By guest blogger Annie Spiegelman, a.k.a. the Dirt Diva.
Throughout history we’ve seen civilizations rise and fall based on how they treated their land. Dirt! The Movie, by filmmakers Gene Rosow and Bill Benenson, is a film based on the book Dirt: The Ecstatic Skin of the Earth, by William Bryant Logan. Both the book and film propose we renew our faith in soil as a living, breathing, matrix for all life. And as a source of our spiritual regeneration, as well as our physical survival as a species. This is hard to wrap your head around, especially if you’re from New York City, like yours truly, but that’s why you must see this film! In it, more than 25 renowned global visionaries come together to share their wisdom on repairing this precious natural resource. Proving once again, that brown is the new green.
1. Only one planet that we know of in all the galaxies of the universe has a living, breathing skin called dirt. For 2 million years, humans have used dirt to grow their food for survival. If we don’t take care of the soil, our future is condemned. We can’t survive on Twinkies alone. (But it sure would be fun…for an hour or so.)
2. A handful of soil contains tens of billions of creepy-crawly microorganisms. These organisms keep plants, animals, and the planet alive.
3. Industrial farming is eroding the soil and disrupting its structure. We’ve lost a third of our topsoil in the last 100 years.
4. When there are miles and miles of only one species and one variety growing on our farms, as there is in modern-day industrial agriculture, this creates a vulnerable system. Monocultures are dangerous to our future. Diversifying crops on our farms, especially in drought, can keep the system from collapsing.

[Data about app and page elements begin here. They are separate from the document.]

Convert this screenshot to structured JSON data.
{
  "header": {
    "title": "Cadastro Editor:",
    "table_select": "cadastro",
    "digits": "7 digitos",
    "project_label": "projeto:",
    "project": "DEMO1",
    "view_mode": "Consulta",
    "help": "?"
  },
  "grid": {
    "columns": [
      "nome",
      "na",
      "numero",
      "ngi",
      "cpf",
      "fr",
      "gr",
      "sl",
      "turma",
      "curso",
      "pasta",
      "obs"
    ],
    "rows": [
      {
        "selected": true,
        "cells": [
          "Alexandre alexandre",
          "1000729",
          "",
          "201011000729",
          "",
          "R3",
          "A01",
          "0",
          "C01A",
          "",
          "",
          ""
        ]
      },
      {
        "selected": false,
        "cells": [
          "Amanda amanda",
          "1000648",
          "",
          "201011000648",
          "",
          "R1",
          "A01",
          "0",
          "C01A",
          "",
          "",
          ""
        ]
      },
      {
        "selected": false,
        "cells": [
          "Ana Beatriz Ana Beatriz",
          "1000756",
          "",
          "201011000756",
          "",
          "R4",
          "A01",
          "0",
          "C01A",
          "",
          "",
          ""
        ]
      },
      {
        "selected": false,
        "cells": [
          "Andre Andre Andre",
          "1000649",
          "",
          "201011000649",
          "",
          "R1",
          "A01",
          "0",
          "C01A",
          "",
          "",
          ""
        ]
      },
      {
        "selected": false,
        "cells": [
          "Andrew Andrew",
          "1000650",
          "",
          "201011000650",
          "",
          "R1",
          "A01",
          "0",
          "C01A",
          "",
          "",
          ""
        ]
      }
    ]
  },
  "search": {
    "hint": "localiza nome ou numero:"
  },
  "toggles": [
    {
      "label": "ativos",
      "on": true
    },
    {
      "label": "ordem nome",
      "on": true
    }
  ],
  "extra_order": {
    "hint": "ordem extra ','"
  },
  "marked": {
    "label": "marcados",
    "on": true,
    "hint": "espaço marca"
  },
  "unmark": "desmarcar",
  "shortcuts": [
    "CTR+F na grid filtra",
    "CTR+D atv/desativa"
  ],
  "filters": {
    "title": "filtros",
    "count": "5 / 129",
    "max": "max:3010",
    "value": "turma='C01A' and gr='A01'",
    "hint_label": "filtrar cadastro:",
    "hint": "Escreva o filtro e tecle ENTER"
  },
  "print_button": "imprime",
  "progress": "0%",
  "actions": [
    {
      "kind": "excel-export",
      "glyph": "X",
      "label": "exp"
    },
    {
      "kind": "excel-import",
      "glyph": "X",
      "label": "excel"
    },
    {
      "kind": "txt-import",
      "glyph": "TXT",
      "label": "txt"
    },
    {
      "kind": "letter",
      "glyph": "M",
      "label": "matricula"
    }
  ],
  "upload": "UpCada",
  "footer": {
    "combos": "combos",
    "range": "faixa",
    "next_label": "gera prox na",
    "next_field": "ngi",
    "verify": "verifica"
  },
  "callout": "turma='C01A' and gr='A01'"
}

5. When we grow just one species on our farms, it’s an all-you-can-eat restaurant for pests. Once a pest learns to unlock the key to that plant, you have a pest infestation, and then you add pesticides. Exposure to pesticides, especially in children, has been linked to higher birth defect rates, cancer, learning disabilities, and abnormal hormonal changes.
6. Insects and plants are so like us physiologically, cell to cell, protein to protein, gene to gene, that if a pesticide is going to kill plants and insects, it’s going to kill humans, too. Ta-da!
7. Chemicals (synthetic fertilizers and pesticides) deplete the life of the soil. They take away the structure and the moisture of the soil. They take away the very organisms that make the soil fertile. When you add a layer of compost to your dirt, instead of a nasty chemical fertilizer, you’re adding life to your dirt, and can then call it “soil.”
Repeat after me: Compost, compost, compost.
8. When the land is dead and we add synthetic nitrogen fertilizer to feed the crops, only about 20 percent goes to the plant roots. In the Midwest, the rest of the wasted fertilizer flows into the rivers and streams, and then into the Gulf of Mexico. This excess fertilizer feeds algae that grow and suffocate nearly all of the marine life, creating “dead zones” where only jellyfish survive. This mobile nitrogen combines with oxygen, which forms nitrous oxide and rises into the atmosphere accelerating climate change. Twenty-five percent of greenhouse-gas emissions come from agriculture.
9. In India, farmers have been pushed to buy more genetically modified seeds, chemical fertilizers, insecticides, and tractors. Now a farming activity that was zero cost is increasingly expensive. In India, over the last decade an estimated 200,000 farmers have killed themselves, many by drinking the pesticide they can no longer afford.
As farmers around the world go broke and lose their farms, their land is taken over by international agribusinesses that grow genetically modified single crops for a globalized economy.
10. Each year 100 million trees are turned into 20 million mail-order catalogues.
(To order the film or host a screening, go to DirtTheMovie.org.)
Come talk dirt and nerd it up with Annie at www.dirtdiva.com.